Few things are more impressive than gigabit Internet speeds, electric vehicles that can run 100 miles on a charge, and GPUs that cost over a grand. But we're pretty sure a 5-foot robotic jellyfish counts
as one of those things. Presently, a multi-school project for the American Navy is ongoing, and it's being headed up by Virginia Tech professor Shashank Priya. The topic of conversation is a robotic jellyfish that could one day "conduct military surveillance, clean oil spills and monitor the environment." And terrify all who dare enter the ocean, of course.

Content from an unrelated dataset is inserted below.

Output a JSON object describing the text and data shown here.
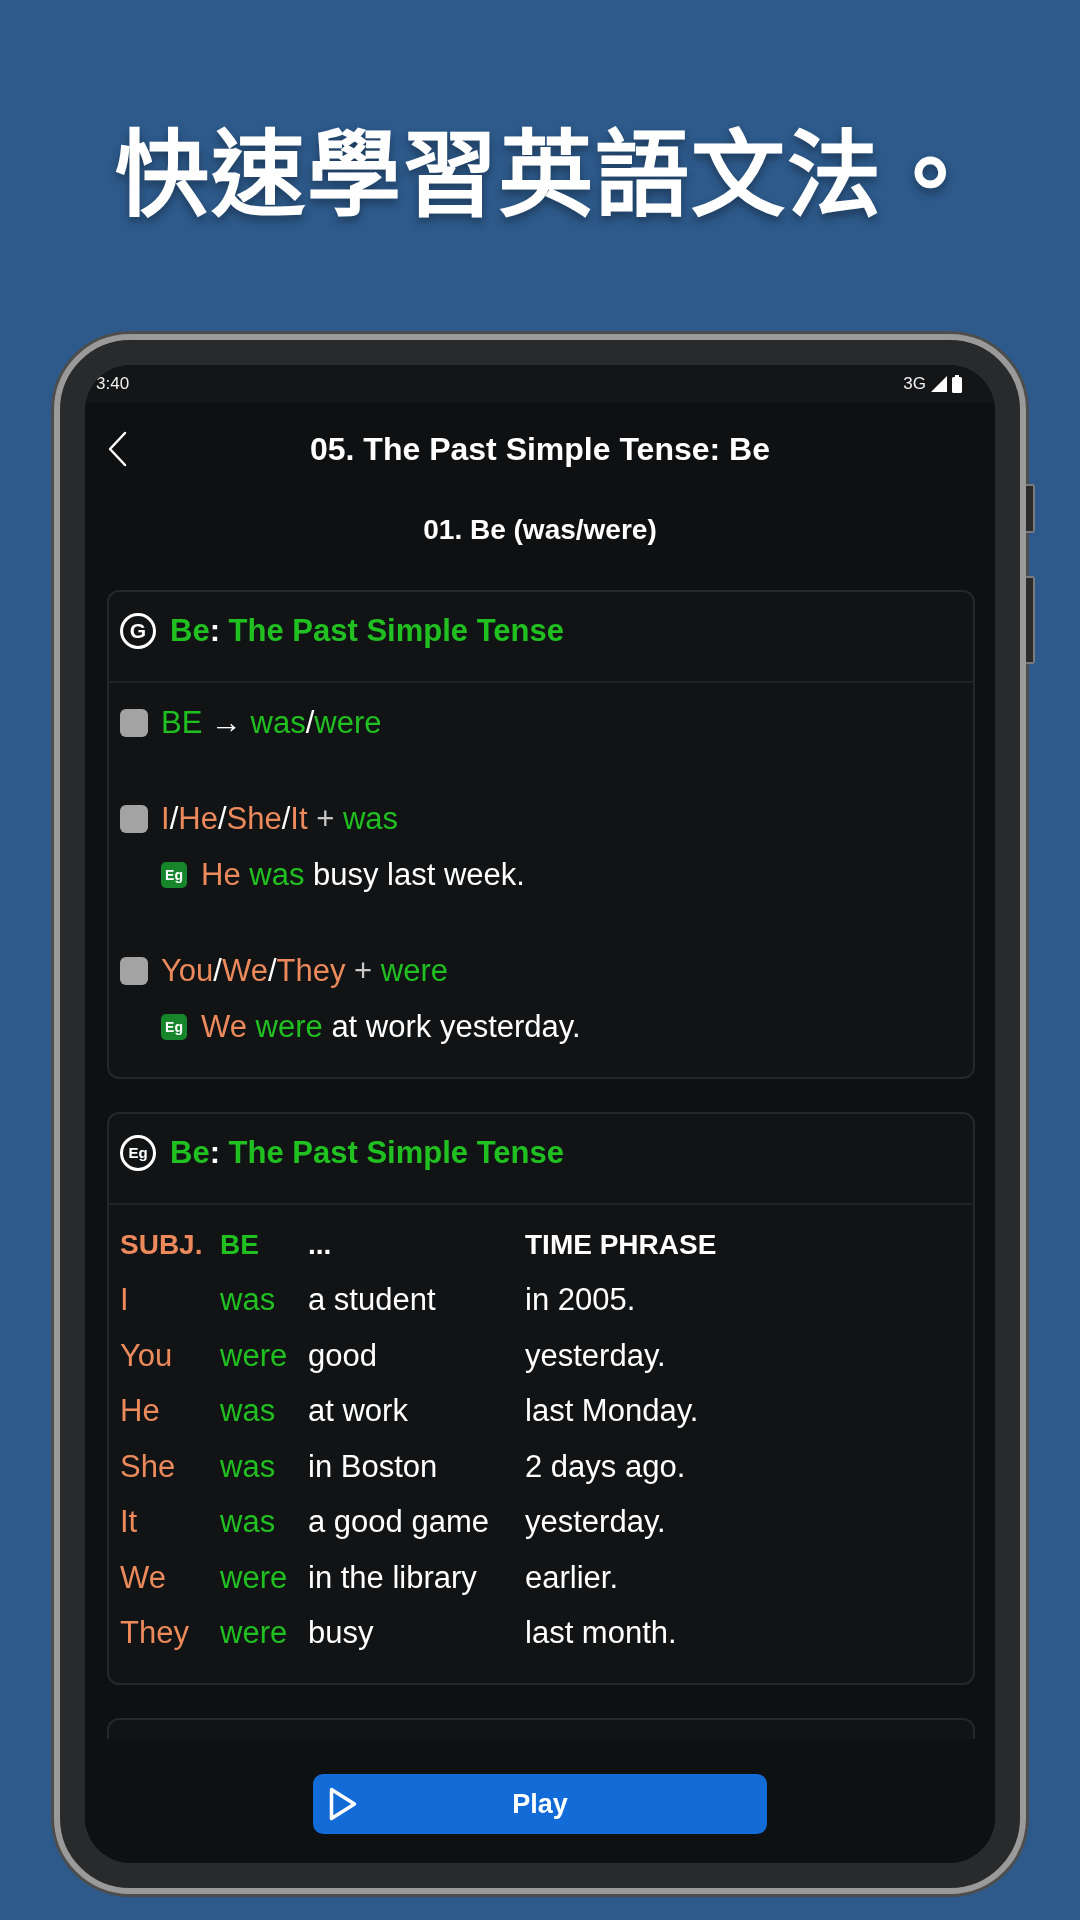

The creature is being built to operate on its own for up to "several months," and has a slick silicon skin that protects the precious and fragile electronics within. It uses eight mechanical arms to move about, and to date, has been undergoing testing in a swimming pool. Researchers are also toying around with much smaller versions for use in areas where a large size would be a hindrance, and while it's not quite ready to be unleashed into the sea just yet, we'd go ahead and be prepared to see one on your next beach vacation. It doesn't sting -- trust us.